By Ben Rose
It’s commonly accepted that, if nurtured correctly, there can be significant value built into a company’s brand – that collection of intangibles created by the sum of all experiences a customer has with a company and its people, services, products and communications.
Big names like Coca Cola and apple are continually quoted as examples of how brands should be created and maintained. Commentators point to the balance sheet of these businesses and the colossal value of the goodwill attached to their brand. There’s no denying, individual brands have been – and continue to be – a powerful differentiator when it comes to a commoditised industry.

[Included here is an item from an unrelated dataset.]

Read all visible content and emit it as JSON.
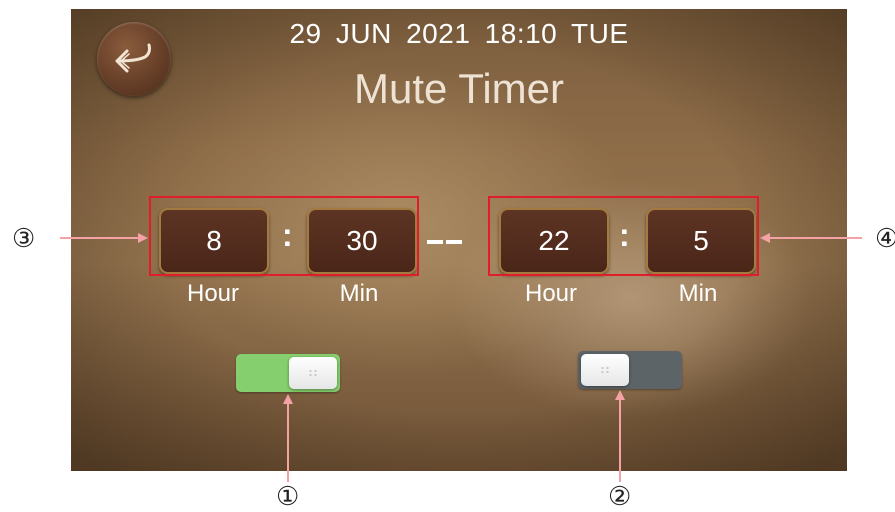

Where the products are often fairly generic and similar (impossible for the customer to distinguish), a brand serves as the way for a company to associate specific values with their offering, which particular kinds of customers will then decide to attach themselves to.

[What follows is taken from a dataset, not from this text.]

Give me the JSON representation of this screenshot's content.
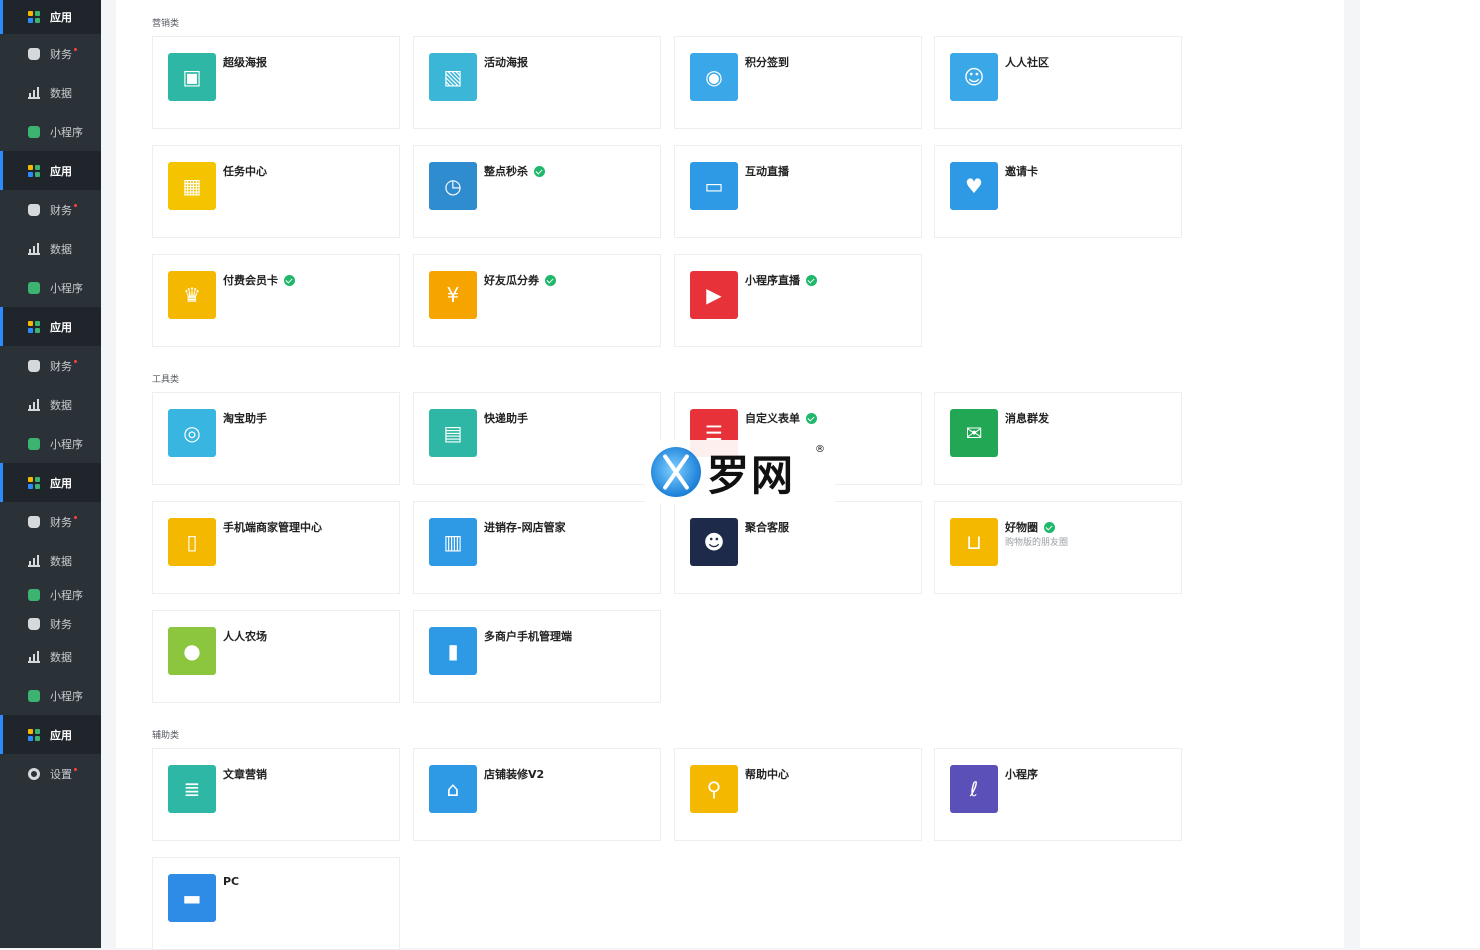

Examples are cars, beer, computers, fashion, chocolate you name it. Would you drive a Ford or a Holden? Drink a Tui or a Hallertau? Use a PC or a Mac? Wear Zara or Ingrid Starnes? Eat Lindt or Whittakers?
Them’s the rules

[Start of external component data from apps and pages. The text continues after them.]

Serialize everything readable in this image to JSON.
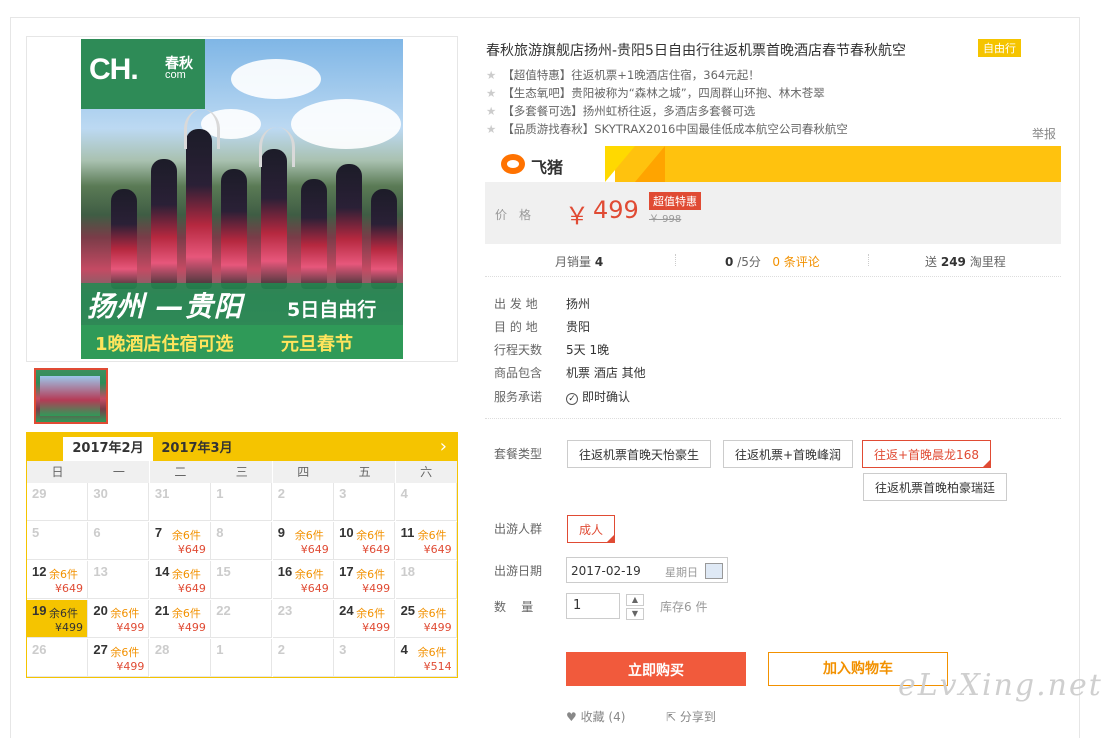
{
  "product": {
    "title": "春秋旅游旗舰店扬州-贵阳5日自由行往返机票首晚酒店春节春秋航空",
    "title_tag": "自由行",
    "features": [
      "【超值特惠】往返机票+1晚酒店住宿，364元起！",
      "【生态氧吧】贵阳被称为“森林之城”，四周群山环抱、林木苍翠",
      "【多套餐可选】扬州虹桥往返，多酒店多套餐可选",
      "【品质游找春秋】SKYTRAX2016中国最佳低成本航空公司春秋航空"
    ],
    "report": "举报"
  },
  "image": {
    "logo_text": "CH.",
    "logo_cn": "春秋",
    "logo_com": "com",
    "route": "扬州 —贵阳",
    "days": "5日自由行",
    "hotel_line": "1晚酒店住宿可选",
    "holiday": "元旦春节"
  },
  "brand": {
    "name": "飞猪"
  },
  "price": {
    "label": "价格",
    "currency": "￥",
    "value": "499",
    "badge": "超值特惠",
    "original": "￥ 998"
  },
  "stats": {
    "sales_label": "月销量",
    "sales_value": "4",
    "rating_value": "0",
    "rating_suffix": "/5分",
    "reviews": "0 条评论",
    "bonus_label": "送",
    "bonus_value": "249",
    "bonus_suffix": "淘里程"
  },
  "info": [
    {
      "key": "出 发 地",
      "value": "扬州"
    },
    {
      "key": "目 的 地",
      "value": "贵阳"
    },
    {
      "key": "行程天数",
      "value": "5天 1晚"
    },
    {
      "key": "商品包含",
      "value": "机票  酒店  其他"
    },
    {
      "key": "服务承诺",
      "value": "即时确认"
    }
  ],
  "options": {
    "package_label": "套餐类型",
    "packages": [
      "往返机票首晚天怡豪生",
      "往返机票+首晚峰润",
      "往返+首晚晨龙168",
      "往返机票首晚柏豪瑞廷"
    ],
    "group_label": "出游人群",
    "group": "成人",
    "date_label": "出游日期",
    "date_value": "2017-02-19",
    "date_weekday": "星期日",
    "qty_label": "数    量",
    "qty_value": "1",
    "stock": "库存6 件"
  },
  "actions": {
    "buy": "立即购买",
    "cart": "加入购物车",
    "fav": "收藏 (4)",
    "share": "分享到"
  },
  "calendar": {
    "tab_active": "2017年2月",
    "tab_next": "2017年3月",
    "next_arrow": "›",
    "weekdays": [
      "日",
      "一",
      "二",
      "三",
      "四",
      "五",
      "六"
    ],
    "weeks": [
      [
        {
          "d": "29"
        },
        {
          "d": "30"
        },
        {
          "d": "31"
        },
        {
          "d": "1"
        },
        {
          "d": "2"
        },
        {
          "d": "3"
        },
        {
          "d": "4"
        }
      ],
      [
        {
          "d": "5"
        },
        {
          "d": "6"
        },
        {
          "d": "7",
          "s": "余6件",
          "p": "¥649"
        },
        {
          "d": "8"
        },
        {
          "d": "9",
          "s": "余6件",
          "p": "¥649"
        },
        {
          "d": "10",
          "s": "余6件",
          "p": "¥649"
        },
        {
          "d": "11",
          "s": "余6件",
          "p": "¥649"
        }
      ],
      [
        {
          "d": "12",
          "s": "余6件",
          "p": "¥649"
        },
        {
          "d": "13"
        },
        {
          "d": "14",
          "s": "余6件",
          "p": "¥649"
        },
        {
          "d": "15"
        },
        {
          "d": "16",
          "s": "余6件",
          "p": "¥649"
        },
        {
          "d": "17",
          "s": "余6件",
          "p": "¥499"
        },
        {
          "d": "18"
        }
      ],
      [
        {
          "d": "19",
          "s": "余6件",
          "p": "¥499",
          "sel": true
        },
        {
          "d": "20",
          "s": "余6件",
          "p": "¥499"
        },
        {
          "d": "21",
          "s": "余6件",
          "p": "¥499"
        },
        {
          "d": "22"
        },
        {
          "d": "23"
        },
        {
          "d": "24",
          "s": "余6件",
          "p": "¥499"
        },
        {
          "d": "25",
          "s": "余6件",
          "p": "¥499"
        }
      ],
      [
        {
          "d": "26"
        },
        {
          "d": "27",
          "s": "余6件",
          "p": "¥499"
        },
        {
          "d": "28"
        },
        {
          "d": "1"
        },
        {
          "d": "2"
        },
        {
          "d": "3"
        },
        {
          "d": "4",
          "s": "余6件",
          "p": "¥514"
        }
      ]
    ]
  },
  "watermark": "eLvXing.net"
}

So the brand is precious. Not to be messed with. Kept sacrosanct.
Branding agencies have sprung up and grown to become global behemoths, creating guidelines, rationales and rules. And charging a pretty penny for it too. This growth has been mirrored inside client businesses, too, with the term ‘brand police’ becoming common slang for the way rules and regulations are adhered to and enforced, in a never-ending drive to retain the purity of the brand. This has become a norm of brand management.
A new way
As with all norms, however, some businesses see an opportunity to gain an unfair advantage by turning this on its head. They have looked to take advantage of their competitors’ rigidity by adopting a more fluid approach to what their brand can represent and combining that with other brands to create brand new, unique propositions. Which of course has, in turn, created new revenue opportunities.
What typically characterises successful brand collaborations are individually powerful brands with well understood identities who have partnered with other organisations with complementary values and customer groups.
Sometimes this has been done as a publicity stunt to revive interest in the brand and their products, and in other cases brand collaborations have become a major pillar of an organisation’s commercial strategy.
Here are some great examples:
Moa beer x Vogels bread
Nike x so, so many brands
Whittaker’s x you name it, they’ve done it
Karen Walker x Mickey Mouse
What does this mean for marketers?
Don’t feel constrained by your brand guidelines. Brand is in the eye of the beholder – how consumers feel about you is what defines your brand, rather than what a thousand page document says. So work to understand what your brand really stands for and means to your customers. Then identify brands that may fit with that. Talk to them. Explore opportunities.
Be open to collaboration. Amazing things could happen…